Training: Leading one-on-one and one-to-many sessions with an organization or group organizations to help teach a specific skill or tool. These are typically 1 – 4 weeks long.

 

Doing: Supporting an organization with a specific task that has a clear deliverable, like designing a new website, developing a marketing plan, creating an engineering schematic, or another skills-based project. These are typically 2 – 8 weeks.

 

Consulting: Immersing yourself in a specific opportunity or challenge area to propose a clear plan of action to the organization to help them grow, giving yourself enough time to learn community and cultural contexts. Typical length of 3 – 12 weeks.

 

Team member: Become a core team member for a specific length of time for a specific business area, like marketing, operations, engineering, etc. Typical length of 12 + weeks.

 

What kind of people can go Experteering?

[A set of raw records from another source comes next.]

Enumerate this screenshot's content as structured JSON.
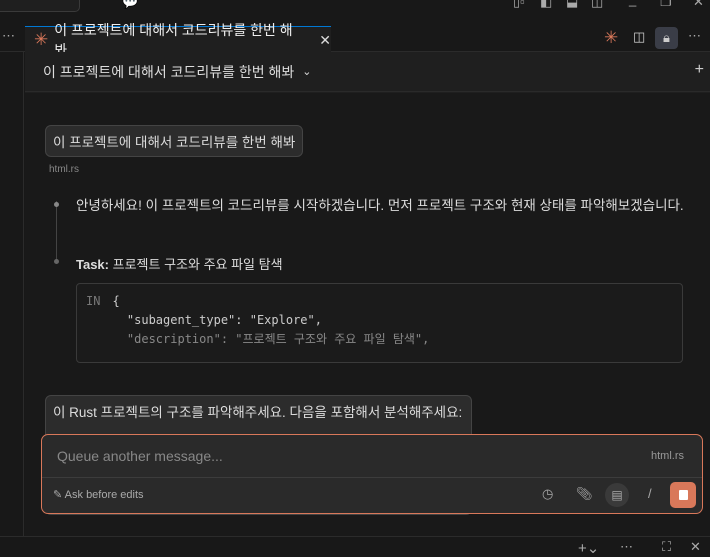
{
  "tab": {
    "title": "이 프로젝트에 대해서 코드리뷰를 한번 해봐"
  },
  "header": {
    "title": "이 프로젝트에 대해서 코드리뷰를 한번 해봐"
  },
  "messages": {
    "user1": "이 프로젝트에 대해서 코드리뷰를 한번 해봐",
    "user1_file": "html.rs",
    "assistant1": "안녕하세요! 이 프로젝트의 코드리뷰를 시작하겠습니다. 먼저 프로젝트 구조와 현재 상태를 파악해보겠습니다.",
    "task_label": "Task:",
    "task_title": "프로젝트 구조와 주요 파일 탐색",
    "code_in": "IN",
    "code_lines": [
      "{",
      "  \"subagent_type\": \"Explore\",",
      "  \"description\": \"프로젝트 구조와 주요 파일 탐색\","
    ],
    "user2": "이 Rust 프로젝트의 구조를 파악해주세요. 다음을 포함해서 분석해주세요:"
  },
  "input": {
    "placeholder": "Queue another message...",
    "file": "html.rs",
    "mode": "Ask before edits",
    "slash": "/"
  },
  "colors": {
    "accent": "#d9785a",
    "tab_border": "#0078d4"
  }
}
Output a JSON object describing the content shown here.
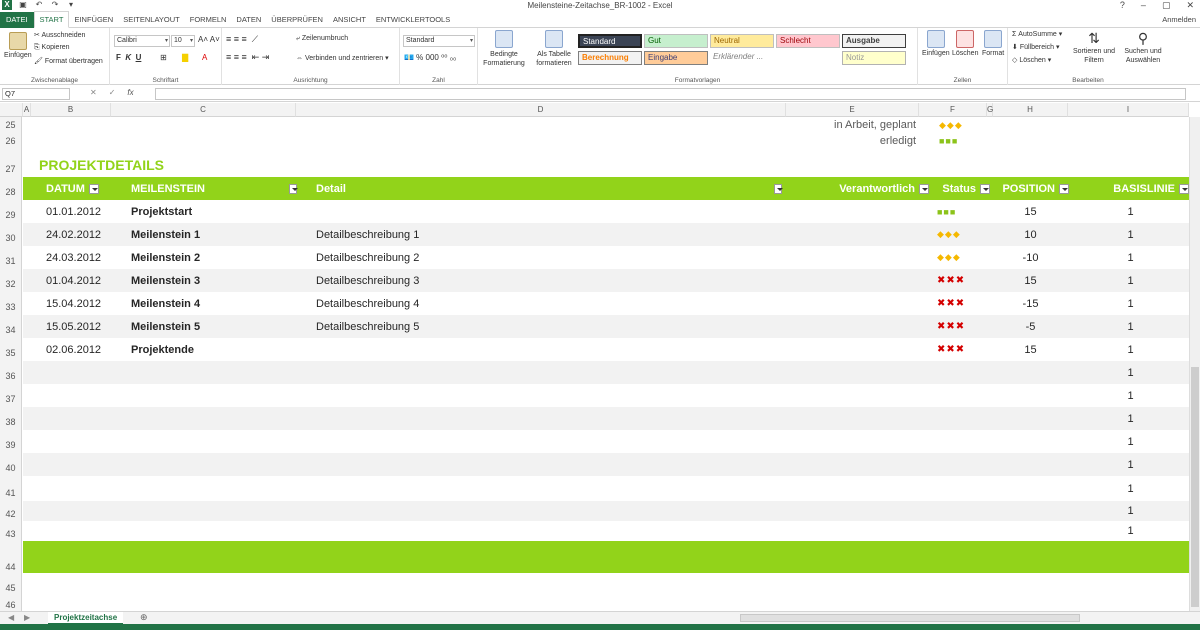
{
  "app": {
    "title": "Meilensteine-Zeitachse_BR-1002 - Excel",
    "signin": "Anmelden"
  },
  "tabs": [
    "DATEI",
    "START",
    "EINFÜGEN",
    "SEITENLAYOUT",
    "FORMELN",
    "DATEN",
    "ÜBERPRÜFEN",
    "ANSICHT",
    "ENTWICKLERTOOLS"
  ],
  "ribbon": {
    "clipboard": {
      "paste": "Einfügen",
      "cut": "Ausschneiden",
      "copy": "Kopieren",
      "format_painter": "Format übertragen",
      "label": "Zwischenablage"
    },
    "font": {
      "name": "Calibri",
      "size": "10",
      "label": "Schriftart"
    },
    "alignment": {
      "wrap": "Zeilenumbruch",
      "merge": "Verbinden und zentrieren",
      "label": "Ausrichtung"
    },
    "number": {
      "format": "Standard",
      "label": "Zahl"
    },
    "styles": {
      "conditional": "Bedingte Formatierung",
      "as_table": "Als Tabelle formatieren",
      "label": "Formatvorlagen",
      "cells": [
        "Standard",
        "Gut",
        "Neutral",
        "Schlecht",
        "Ausgabe",
        "Berechnung",
        "Eingabe",
        "Erklärender ...",
        "Notiz"
      ]
    },
    "cells": {
      "insert": "Einfügen",
      "delete": "Löschen",
      "format": "Format",
      "label": "Zellen"
    },
    "editing": {
      "autosum": "AutoSumme",
      "fill": "Füllbereich",
      "clear": "Löschen",
      "sort": "Sortieren und Filtern",
      "find": "Suchen und Auswählen",
      "label": "Bearbeiten"
    }
  },
  "formula_bar": {
    "name_box": "Q7",
    "fx": "fx",
    "value": ""
  },
  "columns": [
    "A",
    "B",
    "C",
    "D",
    "E",
    "F",
    "G",
    "H",
    "I"
  ],
  "legend": [
    {
      "label": "in Arbeit, geplant",
      "symbol": "◆◆◆"
    },
    {
      "label": "erledigt",
      "symbol": "■■■"
    }
  ],
  "section_title": "PROJEKTDETAILS",
  "table": {
    "headers": {
      "date": "DATUM",
      "milestone": "MEILENSTEIN",
      "detail": "Detail",
      "responsible": "Verantwortlich",
      "status": "Status",
      "position": "POSITION",
      "baseline": "BASISLINIE"
    },
    "rows": [
      {
        "row": "29",
        "date": "01.01.2012",
        "milestone": "Projektstart",
        "detail": "",
        "status": "■■■",
        "status_type": "done",
        "position": "15",
        "baseline": "1"
      },
      {
        "row": "30",
        "date": "24.02.2012",
        "milestone": "Meilenstein 1",
        "detail": "Detailbeschreibung 1",
        "status": "◆◆◆",
        "status_type": "prog",
        "position": "10",
        "baseline": "1"
      },
      {
        "row": "31",
        "date": "24.03.2012",
        "milestone": "Meilenstein 2",
        "detail": "Detailbeschreibung 2",
        "status": "◆◆◆",
        "status_type": "prog",
        "position": "-10",
        "baseline": "1"
      },
      {
        "row": "32",
        "date": "01.04.2012",
        "milestone": "Meilenstein 3",
        "detail": "Detailbeschreibung 3",
        "status": "✖✖✖",
        "status_type": "open",
        "position": "15",
        "baseline": "1"
      },
      {
        "row": "33",
        "date": "15.04.2012",
        "milestone": "Meilenstein 4",
        "detail": "Detailbeschreibung 4",
        "status": "✖✖✖",
        "status_type": "open",
        "position": "-15",
        "baseline": "1"
      },
      {
        "row": "34",
        "date": "15.05.2012",
        "milestone": "Meilenstein 5",
        "detail": "Detailbeschreibung 5",
        "status": "✖✖✖",
        "status_type": "open",
        "position": "-5",
        "baseline": "1"
      },
      {
        "row": "35",
        "date": "02.06.2012",
        "milestone": "Projektende",
        "detail": "",
        "status": "✖✖✖",
        "status_type": "open",
        "position": "15",
        "baseline": "1"
      }
    ],
    "empty_rows": [
      "36",
      "37",
      "38",
      "39",
      "40",
      "41",
      "42",
      "43"
    ],
    "empty_baseline": "1"
  },
  "sheet": {
    "tab": "Projektzeitachse"
  }
}
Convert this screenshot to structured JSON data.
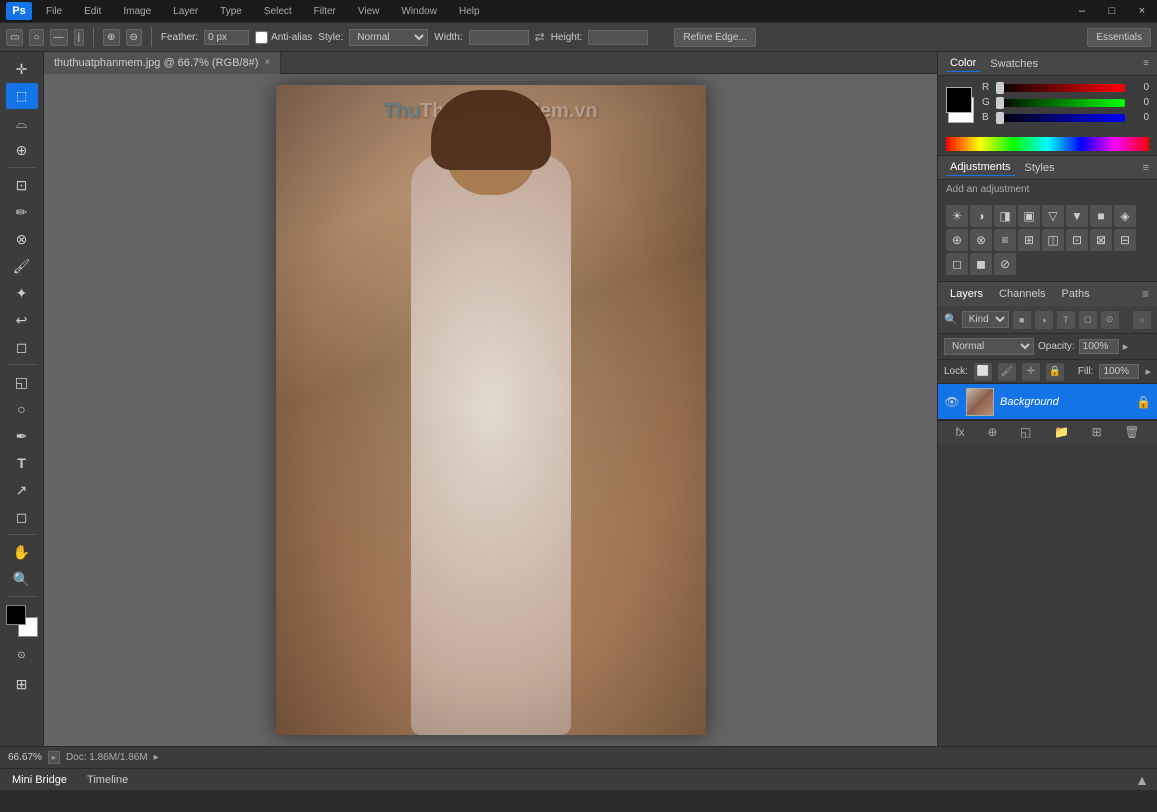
{
  "titlebar": {
    "app": "Adobe Photoshop",
    "logo": "Ps",
    "minimize": "–",
    "maximize": "□",
    "close": "×"
  },
  "menubar": {
    "items": [
      "File",
      "Edit",
      "Image",
      "Layer",
      "Type",
      "Select",
      "Filter",
      "View",
      "Window",
      "Help"
    ]
  },
  "optionsbar": {
    "feather_label": "Feather:",
    "feather_value": "0 px",
    "antialias_label": "Anti-alias",
    "style_label": "Style:",
    "style_value": "Normal",
    "width_label": "Width:",
    "height_label": "Height:",
    "refine_edge": "Refine Edge...",
    "essentials": "Essentials"
  },
  "document": {
    "tab_label": "thuthuatphanmem.jpg @ 66.7% (RGB/8#)",
    "watermark_thu": "Thu",
    "watermark_thuat": "Thuat",
    "watermark_phan": "Phan",
    "watermark_mem": "Mem",
    "watermark_vn": ".vn"
  },
  "color_panel": {
    "tab_color": "Color",
    "tab_swatches": "Swatches",
    "r_label": "R",
    "r_value": "0",
    "g_label": "G",
    "g_value": "0",
    "b_label": "B",
    "b_value": "0"
  },
  "adjustments_panel": {
    "title": "Adjustments",
    "tab_styles": "Styles",
    "add_adjustment": "Add an adjustment",
    "buttons": [
      "☀",
      "◑",
      "◨",
      "▣",
      "▽",
      "▼",
      "■",
      "◈",
      "⊕",
      "⊗",
      "≡",
      "⊞",
      "◫",
      "⊡",
      "⊠",
      "⊟",
      "◻",
      "◼",
      "⊘"
    ]
  },
  "layers_panel": {
    "tab_layers": "Layers",
    "tab_channels": "Channels",
    "tab_paths": "Paths",
    "kind_label": "Kind",
    "blend_mode": "Normal",
    "opacity_label": "Opacity:",
    "opacity_value": "100%",
    "lock_label": "Lock:",
    "fill_label": "Fill:",
    "fill_value": "100%",
    "layer_name": "Background",
    "bottom_buttons": [
      "fx",
      "⊕",
      "◱",
      "⊟",
      "✕"
    ]
  },
  "statusbar": {
    "zoom": "66.67%",
    "doc_info": "Doc: 1.86M/1.86M"
  },
  "mini_bridge": {
    "tab_bridge": "Mini Bridge",
    "tab_timeline": "Timeline"
  }
}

Anybody, as long as they have demonstrable experience in a specific area. We’ve had videographers still in college go work on projects, and we’ve also helped place retired accountants.

 

What are 5 of the most popular do’s and dont’s of international volunteering?

  1. Do spend adequate time planning. We have an online training to help people prepare mentally for this type of trip.
  2. Do build a partnership with your hosting organization and team
  3. Do spend a lot of time trying to understand the cultural context of the country AND organization you’re going to support
  4. Do think about the LONG TERM impact. At MovingWorlds, we say that success happens one year after you leave… focus on developing the skills and competencies of others.
  5. Do take time to reflect on your experience. In fact, we recommend people engage a mentor or coach as part of their experience and take time to set goals, document their trip, and reflect on it once they return home.

 

  1. Don’t go in there and think you have the answers. If you want to help someone, shut-up and listen.
  2. Don’t ignore the importance of cultural differences, and how they affect communication.
  3. Don’t start without a plan. The number one reason trips don’t go well is because people don’t take adequate time to plan
  4. Don’t go before you know. If you haven’t talked to the people you’ll be volunteering abroad with, don’t buy a plane ticket
  5. Don’t rush it – this is an experience of a lifetime. Be picky about the organization you volunteer with and spend time planning to truly make sure it’s a transformative experience for all parties.

 

We have some other great tips in this article from Why Dev.

 

Why do many organizations charge you to volunteer overseas, and why is MovingWorlds different?

Many organizations charge you to volunteer because it’s how they make money. In other words, they’re not after your skills or know-how, they are after your dollars. In exchange, they can give you an interesting experience. But sometimes, this creates really bad incentives and major ethical dilemmas.

 

At MovingWorlds, we do things differently – our organizations never charge you to volunteer because they really need your skills. Often times, they even give you a free place to live while you’re overseas. One article about us said it best, “Voluntourism can’t solve real problems, that’s where Experteers come in”. Because of the care and attention we provide every match, we do charge a membership fee – fully guaranteed and refundable – so that we can support you in finding a project that matches your real skills. Beyond helping you find a project, we walk you through a complete process to help you make a real impact and provide plenty of resources to equip you for a life-enriching trip.

 

You spent a year traveling and volunteering around the world before MovingWorlds was even an idea… what’s one piece of more personal advice you would give to anybody volunteering overseas?

 

Be humble. Even if you’re going to volunteer your skills and think you’re an expert, be ridiculously humble. The cultural differences you’ll be working in are so vast that you’ll find it challenging to actually be impactful if you don’t embrace that. And not only that, but there is so much to learn from people you go Experteering with… provided you have an open mind.